Since 2004, Temple has been conducting research on bird collisions with campus building windows. Philadelphia is situated along the Atlantic Flyway migration route and bird collisions into windows are a major problem. Birds do not perceive glass as a solid object. They see a reflection of their habitat or nothing at all causing the bird to collide with the window and either die from impact or become injured. Philadelphia bird collisions occur primarily during the spring and fall migrations (March 15 - June 15 and August 15 - November 30).
Campus Mitigation Efforts
Collision Survey: In addition to Temple’s counting efforts, Audubon Pennsylvania and the Philadelphia Zoo organized a survey of bird collisions in the spring of 2009 on Temple’s Main Campus. The buildings that had the most number of collisions on Main Campus are those that use highly reflective glass, buildings with vegetation situated close to windows or buildings with transparent or reflective glass walkways.

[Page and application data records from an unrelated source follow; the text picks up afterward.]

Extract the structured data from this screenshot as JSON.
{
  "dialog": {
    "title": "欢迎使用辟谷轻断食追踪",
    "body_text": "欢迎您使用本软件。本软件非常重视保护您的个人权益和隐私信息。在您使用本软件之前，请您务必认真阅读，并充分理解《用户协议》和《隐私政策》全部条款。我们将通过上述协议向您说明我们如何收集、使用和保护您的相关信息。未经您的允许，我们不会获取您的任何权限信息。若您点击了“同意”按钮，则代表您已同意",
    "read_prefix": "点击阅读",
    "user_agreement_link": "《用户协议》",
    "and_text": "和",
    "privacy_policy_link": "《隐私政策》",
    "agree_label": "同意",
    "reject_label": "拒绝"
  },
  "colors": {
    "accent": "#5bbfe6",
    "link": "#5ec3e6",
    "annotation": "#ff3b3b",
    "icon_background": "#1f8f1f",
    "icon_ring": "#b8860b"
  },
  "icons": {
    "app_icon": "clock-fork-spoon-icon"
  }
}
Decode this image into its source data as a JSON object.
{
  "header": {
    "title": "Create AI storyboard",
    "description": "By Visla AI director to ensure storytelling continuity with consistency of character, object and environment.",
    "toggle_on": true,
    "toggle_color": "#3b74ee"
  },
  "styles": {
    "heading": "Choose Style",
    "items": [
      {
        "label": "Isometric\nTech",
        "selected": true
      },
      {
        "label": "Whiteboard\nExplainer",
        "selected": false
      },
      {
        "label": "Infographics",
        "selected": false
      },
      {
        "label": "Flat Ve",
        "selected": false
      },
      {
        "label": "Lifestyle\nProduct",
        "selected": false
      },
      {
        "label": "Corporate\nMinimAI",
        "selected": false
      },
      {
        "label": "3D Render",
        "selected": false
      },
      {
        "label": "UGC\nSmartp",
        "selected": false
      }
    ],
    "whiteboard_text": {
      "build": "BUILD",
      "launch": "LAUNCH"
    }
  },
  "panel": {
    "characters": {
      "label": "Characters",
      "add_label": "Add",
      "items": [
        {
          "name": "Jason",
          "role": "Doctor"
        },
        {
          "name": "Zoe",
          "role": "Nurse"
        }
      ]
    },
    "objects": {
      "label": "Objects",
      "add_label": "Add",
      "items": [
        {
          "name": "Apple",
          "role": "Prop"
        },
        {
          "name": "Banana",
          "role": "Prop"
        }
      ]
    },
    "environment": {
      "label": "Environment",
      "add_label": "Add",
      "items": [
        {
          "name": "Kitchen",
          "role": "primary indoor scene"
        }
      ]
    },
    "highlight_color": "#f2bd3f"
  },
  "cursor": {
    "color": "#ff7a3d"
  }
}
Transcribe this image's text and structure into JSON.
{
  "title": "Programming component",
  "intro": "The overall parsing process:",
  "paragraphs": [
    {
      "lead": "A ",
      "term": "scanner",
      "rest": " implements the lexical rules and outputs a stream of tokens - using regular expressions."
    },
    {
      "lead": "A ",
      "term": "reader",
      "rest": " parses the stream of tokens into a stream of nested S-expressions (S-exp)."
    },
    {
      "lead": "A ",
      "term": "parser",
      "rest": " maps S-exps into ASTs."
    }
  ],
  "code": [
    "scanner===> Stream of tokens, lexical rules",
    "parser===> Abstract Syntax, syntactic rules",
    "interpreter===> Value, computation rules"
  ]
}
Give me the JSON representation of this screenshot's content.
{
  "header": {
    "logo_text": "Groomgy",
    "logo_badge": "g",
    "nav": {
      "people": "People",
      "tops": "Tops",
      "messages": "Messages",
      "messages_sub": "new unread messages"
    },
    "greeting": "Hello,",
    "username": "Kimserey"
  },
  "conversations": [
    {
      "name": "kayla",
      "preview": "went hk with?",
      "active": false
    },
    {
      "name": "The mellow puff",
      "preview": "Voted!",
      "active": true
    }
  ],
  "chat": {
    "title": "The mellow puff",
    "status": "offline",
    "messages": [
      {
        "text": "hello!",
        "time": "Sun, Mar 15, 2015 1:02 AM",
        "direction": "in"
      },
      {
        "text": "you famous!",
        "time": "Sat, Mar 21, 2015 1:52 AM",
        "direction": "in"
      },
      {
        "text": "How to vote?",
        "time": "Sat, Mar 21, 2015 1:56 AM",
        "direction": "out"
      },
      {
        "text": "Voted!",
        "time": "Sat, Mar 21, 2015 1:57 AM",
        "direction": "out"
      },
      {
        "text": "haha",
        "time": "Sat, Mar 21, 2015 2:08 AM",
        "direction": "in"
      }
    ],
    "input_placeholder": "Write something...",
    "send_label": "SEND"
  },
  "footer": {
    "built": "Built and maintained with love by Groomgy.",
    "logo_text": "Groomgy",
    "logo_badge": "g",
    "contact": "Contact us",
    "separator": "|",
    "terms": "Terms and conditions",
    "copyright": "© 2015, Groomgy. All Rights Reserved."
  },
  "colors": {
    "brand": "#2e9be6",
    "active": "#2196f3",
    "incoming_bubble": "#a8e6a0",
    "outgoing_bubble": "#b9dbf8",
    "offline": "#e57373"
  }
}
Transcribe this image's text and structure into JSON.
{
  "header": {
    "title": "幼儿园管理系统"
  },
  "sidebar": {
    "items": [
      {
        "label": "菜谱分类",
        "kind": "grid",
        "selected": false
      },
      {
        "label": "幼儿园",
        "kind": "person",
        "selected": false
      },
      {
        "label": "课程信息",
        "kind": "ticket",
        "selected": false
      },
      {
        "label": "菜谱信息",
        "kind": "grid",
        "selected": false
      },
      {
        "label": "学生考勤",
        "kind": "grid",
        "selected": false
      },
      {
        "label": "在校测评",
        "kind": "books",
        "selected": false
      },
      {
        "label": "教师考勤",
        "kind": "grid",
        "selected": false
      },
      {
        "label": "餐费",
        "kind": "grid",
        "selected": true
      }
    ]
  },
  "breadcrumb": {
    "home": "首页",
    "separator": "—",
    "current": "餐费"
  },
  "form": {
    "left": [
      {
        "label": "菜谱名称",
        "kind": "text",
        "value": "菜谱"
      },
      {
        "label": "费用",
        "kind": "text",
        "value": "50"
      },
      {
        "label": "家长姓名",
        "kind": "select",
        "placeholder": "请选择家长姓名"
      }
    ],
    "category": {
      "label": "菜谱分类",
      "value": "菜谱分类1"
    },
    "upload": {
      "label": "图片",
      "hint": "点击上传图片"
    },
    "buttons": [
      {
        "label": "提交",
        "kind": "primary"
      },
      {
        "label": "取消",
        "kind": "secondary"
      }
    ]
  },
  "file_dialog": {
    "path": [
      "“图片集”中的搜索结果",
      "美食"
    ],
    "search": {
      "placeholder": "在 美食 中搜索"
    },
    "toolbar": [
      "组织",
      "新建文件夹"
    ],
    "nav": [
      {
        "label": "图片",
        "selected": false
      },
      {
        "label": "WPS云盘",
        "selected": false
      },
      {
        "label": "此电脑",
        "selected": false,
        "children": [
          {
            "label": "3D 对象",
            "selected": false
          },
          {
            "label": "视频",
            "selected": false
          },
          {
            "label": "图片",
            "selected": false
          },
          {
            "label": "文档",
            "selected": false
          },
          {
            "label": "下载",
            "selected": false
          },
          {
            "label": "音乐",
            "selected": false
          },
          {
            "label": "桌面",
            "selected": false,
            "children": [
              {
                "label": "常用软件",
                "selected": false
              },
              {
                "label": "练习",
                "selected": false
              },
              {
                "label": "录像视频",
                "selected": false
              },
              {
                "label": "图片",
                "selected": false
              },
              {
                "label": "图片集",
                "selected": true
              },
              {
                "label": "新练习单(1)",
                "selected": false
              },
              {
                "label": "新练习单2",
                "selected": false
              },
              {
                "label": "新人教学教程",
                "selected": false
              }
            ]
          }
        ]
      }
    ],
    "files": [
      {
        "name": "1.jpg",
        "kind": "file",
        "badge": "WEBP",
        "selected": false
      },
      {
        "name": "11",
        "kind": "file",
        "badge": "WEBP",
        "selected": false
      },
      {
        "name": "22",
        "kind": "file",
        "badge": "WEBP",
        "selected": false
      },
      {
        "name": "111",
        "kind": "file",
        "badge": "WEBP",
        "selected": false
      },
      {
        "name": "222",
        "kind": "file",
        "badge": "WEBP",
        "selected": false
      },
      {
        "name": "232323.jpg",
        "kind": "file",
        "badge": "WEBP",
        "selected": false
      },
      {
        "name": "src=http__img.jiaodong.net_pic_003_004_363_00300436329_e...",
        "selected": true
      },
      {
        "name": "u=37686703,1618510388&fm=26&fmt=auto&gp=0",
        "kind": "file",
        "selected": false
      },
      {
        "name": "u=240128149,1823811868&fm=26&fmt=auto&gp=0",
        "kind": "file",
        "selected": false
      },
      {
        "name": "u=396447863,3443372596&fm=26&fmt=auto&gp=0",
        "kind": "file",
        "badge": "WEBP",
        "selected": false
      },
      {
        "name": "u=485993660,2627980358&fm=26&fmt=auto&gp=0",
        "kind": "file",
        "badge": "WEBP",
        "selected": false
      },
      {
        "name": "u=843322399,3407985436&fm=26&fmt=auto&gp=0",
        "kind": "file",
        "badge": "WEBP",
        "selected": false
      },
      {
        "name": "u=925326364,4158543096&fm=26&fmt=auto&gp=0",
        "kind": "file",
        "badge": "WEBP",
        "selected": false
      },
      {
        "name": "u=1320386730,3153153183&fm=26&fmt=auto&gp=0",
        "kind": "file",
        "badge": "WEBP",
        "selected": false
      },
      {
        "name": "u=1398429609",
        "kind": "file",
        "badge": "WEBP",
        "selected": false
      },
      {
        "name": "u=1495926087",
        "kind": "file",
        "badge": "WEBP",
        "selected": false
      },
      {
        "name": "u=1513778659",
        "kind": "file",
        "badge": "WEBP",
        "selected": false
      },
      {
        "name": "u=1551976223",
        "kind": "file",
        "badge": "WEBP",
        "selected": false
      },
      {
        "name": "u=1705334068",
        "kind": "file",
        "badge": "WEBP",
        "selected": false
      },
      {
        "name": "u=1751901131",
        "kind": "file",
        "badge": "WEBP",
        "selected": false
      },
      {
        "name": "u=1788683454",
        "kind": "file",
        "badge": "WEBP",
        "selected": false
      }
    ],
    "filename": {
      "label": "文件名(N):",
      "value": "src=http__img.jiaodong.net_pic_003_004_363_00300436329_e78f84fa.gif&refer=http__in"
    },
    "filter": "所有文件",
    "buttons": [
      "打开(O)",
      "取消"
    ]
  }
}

Hawk Models: In the spring of 2010, eight 2-dimensional, life-sized models of bird eating hawks were created from photos and mounted on four collision prone buildings at Temple to see if bird collision rates were reduced in areas where the models were erected. This method of preventing bird collisions had never been tried before anywhere else in the world. This mitigation method was not effective at reducing bird strikes.
Window Film: Research has shown that birds will avoid flying through spaces that are 2” high or less and 4” wide or less (2x4 rule). Window patterns that follow the 2x4 rule can be an effective means of mitigating bird collisions.
Window film has been tested in a variety of locations on Main Campus though student projects and research, including:
- Tyler Graphic Design students designed patterns for window film in a juried competition. The winning design was installed on the Tuttleman-Paley connector walkway windows in partnership with SurfaceCare.
- Student research project in Beury Hall, first floor west entrance and glass corridor where translucent squares and designs were installed on windows. Click to read more.
As of August 2015, window film has been installed on three campus buildings (Tuttleman-Paley bridge, Gladfelter Hall mezzanine level and Ritter Hall at the Rad Dish Cafe).
Window Netting: Window netting has been an effective and low-cost method of mitigating bird deaths and injuries by allowing birds to bounce off a taut net and not strike the window. A 2012 student research project aimed to test the effectiveness of window netting installed on buildings. Click to read more.
Fritted Glass: The installation of high density fritted glass has shown to be an effective method of mitigating bird strikes. Fritted glass has been installed on portions of Morgan Hall which opened in August 2013. Monitoring began in 2014 to determine the effectiveness of this mitigation strategy for Temple’s campus and has so far shown positive results.
Design Guidelines: Bird-friendly design guidelines have been incorporated into Temple's 2014 Master Plan.
Creating campus awareness of bird-window collisions has been an important aspect of mitigation efforts undertaken on campus. Through collaborative efforts, news articles, informational signage and presentations, Temple is spreading the word about its efforts to reduce bird deaths. Click below to view some examples:
- Sullivan Hall display
- GRID Magazine: When Art and Birds (Don't) Collide
- College of Liberal Arts light switch campaign
- 2016 World Symposium on Sustainable Development at Universities Conference at MIT